8. Identify what you did well and congratulate yourself.
9. Identify what you will do differently next time.
10. Rinse and repeat.

Recently I had an uncomfortable evening playing euchre at a friend's euchre tournament. (The party was lovely and the players were friendly. The discomfort was my own. ) Another friend had taught me the basics in the last two weeks so that I could participate. I was tense and quiet doing something new in which I had no real skill. I knew I was the only rookie. I had to concentrate so much that I couldn't do the things that come more naturally to me like getting to know new people. That internal conflict made me even more uncomfortable. I made several mistakes during the evening. But of course by the end I had learned a lot, and after the cards were over I relaxed and had a good time.

My sister asked me if I'll do it again. Even though the idea still makes me physically uncomfortable, I will. I can use my game plan. I know I'll get better only with practice and by playing.

For now, I hope that this experience makes me a better coach and a better friend. I appreciate again how hard it is to take a chance and do something new with the fear that we could fail or look foolish.

Saturday, April 10, 2010

Communication Spring Tune-Up

Give your communication skills a spring tune-up. Check out the advice toward the end of this article to help you with common stereotypes, perceptions and the fine line that women leaders and managers often have to walk. Although this article focuses on women, it can apply to anyone.

Tune up your communication skills and you will tune up your relationship skills. Better relationship skills lead to business development success, as well as more effective teamwork, management and leadership. Of course, they work in your personal life as well. I know this firsthand from the lawyers I coach!

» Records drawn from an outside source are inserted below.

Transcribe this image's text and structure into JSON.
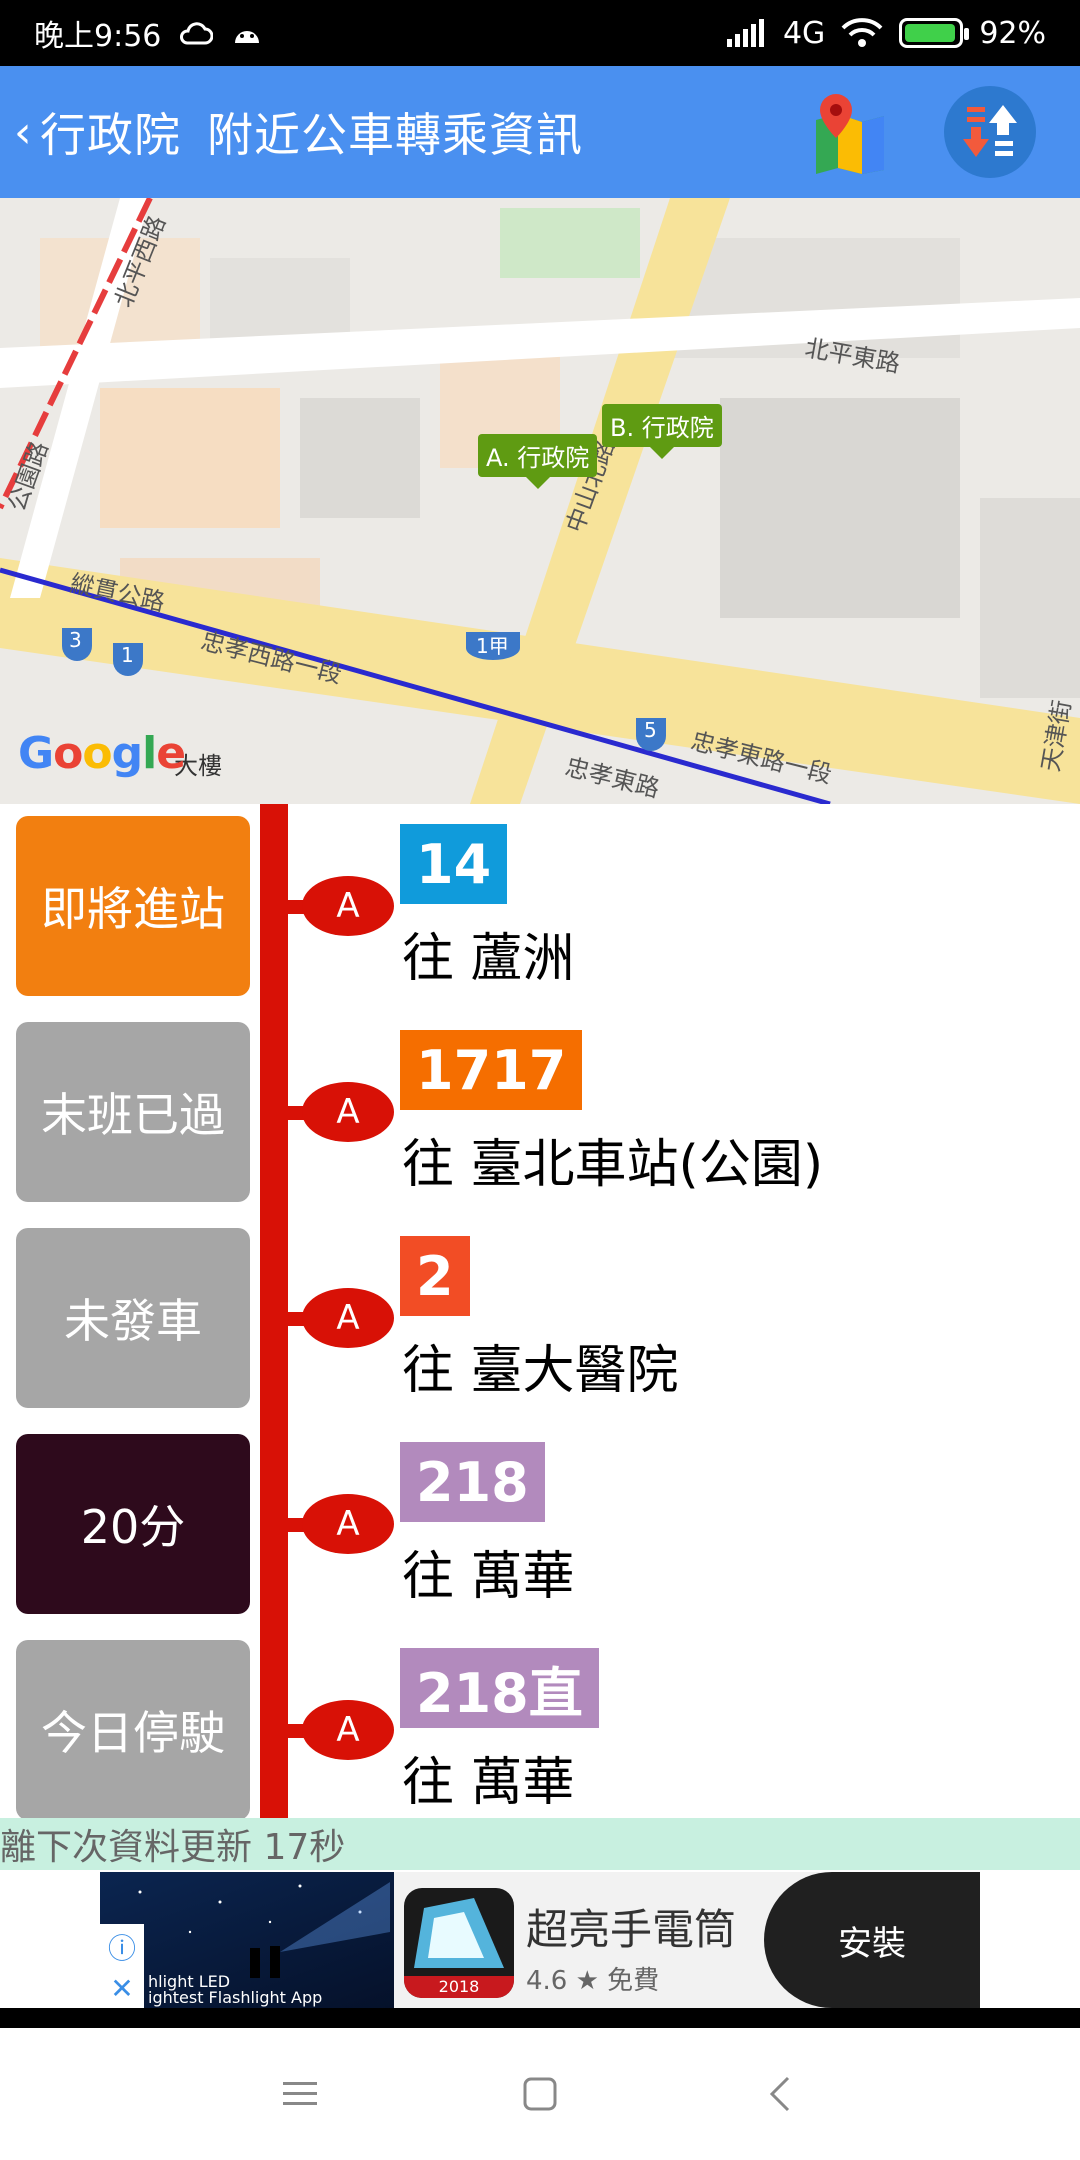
{
  "status_bar": {
    "time": "晚上9:56",
    "network": "4G",
    "battery": "92%",
    "battery_level": 0.92
  },
  "app_bar": {
    "station": "行政院",
    "title": "附近公車轉乘資訊",
    "icons": [
      "back-icon",
      "map-app-icon",
      "sort-refresh-icon"
    ]
  },
  "map": {
    "pins": [
      "A. 行政院",
      "B. 行政院"
    ],
    "labels": {
      "road_beiping_east": "北平東路",
      "road_zhongshan_north": "中山北路",
      "road_zhongxiao_west": "忠孝西路一段",
      "road_zhongxiao_east": "忠孝東路一段",
      "road_zhongxiao_east_short": "忠孝東路",
      "road_zonggui": "縱貫公路",
      "road_park": "公園路",
      "road_beixi": "北平西路",
      "road_tianjin": "天津街",
      "building": "大樓"
    },
    "route_shields": [
      "3",
      "1",
      "1甲",
      "5"
    ],
    "logo": "Google"
  },
  "routes": [
    {
      "status": "即將進站",
      "status_color": "#f27f10",
      "stop": "A",
      "route": "14",
      "route_color": "#109bdb",
      "destination": "往 蘆洲"
    },
    {
      "status": "末班已過",
      "status_color": "#a6a6a6",
      "stop": "A",
      "route": "1717",
      "route_color": "#f56e00",
      "destination": "往 臺北車站(公園)"
    },
    {
      "status": "未發車",
      "status_color": "#a6a6a6",
      "stop": "A",
      "route": "2",
      "route_color": "#f24d25",
      "destination": "往 臺大醫院"
    },
    {
      "status": "20分",
      "status_color": "#2e0a1c",
      "stop": "A",
      "route": "218",
      "route_color": "#b28abd",
      "destination": "往 萬華"
    },
    {
      "status": "今日停駛",
      "status_color": "#a6a6a6",
      "stop": "A",
      "route": "218直",
      "route_color": "#b28abd",
      "destination": "往 萬華"
    }
  ],
  "update_bar": {
    "text": "離下次資料更新 17秒"
  },
  "ad": {
    "image_text_1": "hlight LED",
    "image_text_2": "ightest Flashlight App",
    "app_year": "2018",
    "app_name": "超亮手電筒",
    "rating": "4.6 ★ 免費",
    "install": "安裝",
    "icons": [
      "ad-info-icon",
      "ad-close-icon"
    ]
  },
  "nav": {
    "icons": [
      "menu-icon",
      "home-icon",
      "back-nav-icon"
    ]
  }
}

Tuesday, April 6, 2010

Top Five Lawyers Who Were Great College Hoopsters

I saw a reference to this posting tonight and checked it out. Being a Michigan Wolverine and having routed for Butler last night, I skipped #1 and went straight to #2. Make sure to watch the video. Fortunately and/or unfortunately I was at that championship game in 1993.

Top Five Lawyers Who Were Great College Hoopsters

Speaking of sports law related careers, don't forget about the Sports Law Conference on April 16 in Ann Arbor about sports law related practices and careers. See my March 13 post for more information.

Posted using ShareThis